What do you think a world without books would be like?
Sad, I suppose, but mostly dangerous. Books used to get burned for a reason. Books still get censored for a reason. The written word is a powerful tool for teaching and spreading ideas.
Is there an author whose writing you’re such a fan of, that you’ll read everything they release?
Actually, no. I guess the closest was Brian Jacques but after he died, I took it so personally. I know that sounds silly. According to my poetry, I’m afraid of commitment.
Do you think digital books will ever completely replace real books?
Probably not completely. There’s still something about a beautiful hardback book on a shelf that just feels good. Although I worry we might lose the cheaper paperback option when people can just as easily scoop it up on an e-reader for a cheaper price.
What book do you feel humanity needs most right now?
I don’t know. Something kind.
What is the book that you feel has had the single biggest impact on your life?
Clementine von Radic’s original out-of-print chapbook, As Often As Miracles, is what prompted me to share my own writing online, so it’s sort of to blame for my entire career as a poet. No big deal.
I would also include the following books in my reading list:
Everything is Illuminated by Jonathan Safran Foer,
The Crucible by Arthur Miller,
So Sad Today by Melissa Broder,
Carmilla by J. Sheridan le Fanu,
The Book Thief by Markus Zusak,
and The Lover’s Dictionary by David Levithan.
What books or subject matter do you plan on reading in the next year?
Another poet I know, Amanda Lovelace, started this reading challenge called #readthemargin, where you dedicate a specific month, I think December, to only reading work by marginalized writers. That’s work by people of color and the LGBTQ community and women, etc. Basically, people who have been pushed to the margins in favor of—what America especially perceives to be—“the norm.” But in the wake of our recent election, I think it’s more important than ever to diversify our bookshelves and uplift the voices of people who are constantly “othered” by, not only reading and writing communities, but by my country as a whole. So in the spirit of that, I’ll be trying to stick to that idea for most, if not all, of 2017. I’m sure a couple books will slip through the cracks, but I’d like to make the conscious effort.
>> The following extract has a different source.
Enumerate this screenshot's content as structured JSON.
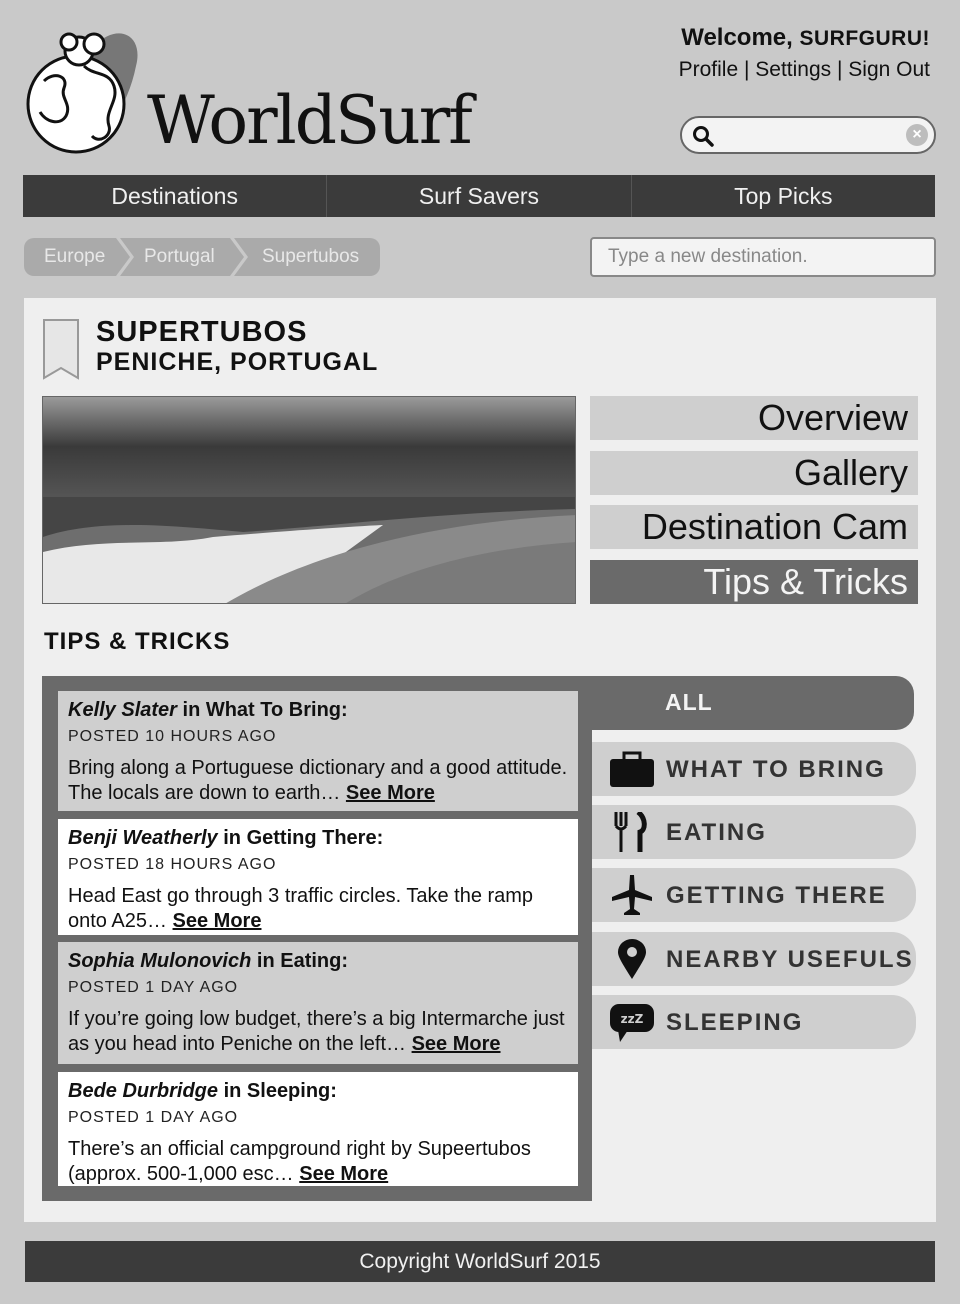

If you were to write an autobiography – what would it be called?
Do it For The Poem: One Woman’s Excuse for Making Horrible Life Choices.